“With the expected decline in margin, operating profit is expected to be marginally down on last year at constant currency and on a lease-adjusted basis.

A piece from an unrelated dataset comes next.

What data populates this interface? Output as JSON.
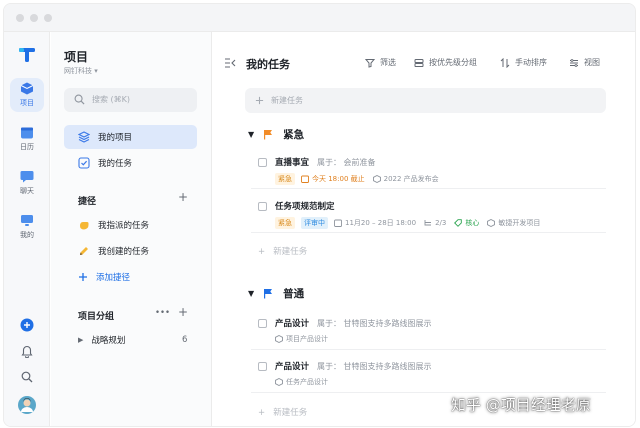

On a reported basis operating profit will be ahead of last year,” it said.
“Primark sources a broad assortment of its product from China ... we are assessing mitigating strategies, including a step up in production from existing suppliers in other regions.”
ABF said several of its food businesses had operations in China, adding that its sugar campaign in that country was completed in January before the coronavirus outbreak developed significantly.
The group said its AB Mauri, AB Agri and Ovaltine factories were operating, but at reduced capacity due to labour and logistics constraints.
Clothing and footwear sales in the UK were "particularly good" over November and December but weakened in January and February against very strong comparatives in the prior year.
"Sales are expected to be 3% ahead of last year, driven by a strong contribution from new selling space partially offset by a 1.3% decline in like-for-like sales," ABF said.
ABF said its business in the US continued to perform strongly, delivering like-for-like sales growth, with particularly strong trading at the store in Brooklyn.
"Together with the contribution from the planned store openings at American Dream, New Jersey and Sawgrass Mills, Florida, we expect a much-improved operating result for the year," it said.
Hargreaves Lansdown analyst Sophie Lund-Yates said news of continued progress in the group's US operations will have been well received.
"Primark can only grow so big in the smaller UK market, making international success increasingly important. Back on home turf, Primark is still seeing sales move in the right direction, despite a reduction in the number of like-for-like visits. New sales space is to thank for the positive trend, and flies in the face of other large retailers struggling with weak high street trading, who are being forced to close stores," she said.
"Overall Primark continues to buck the bleak high street trend. Coronavirus is a potential headwind, but as a dynamic situation it’s too early to say how things will turn out.”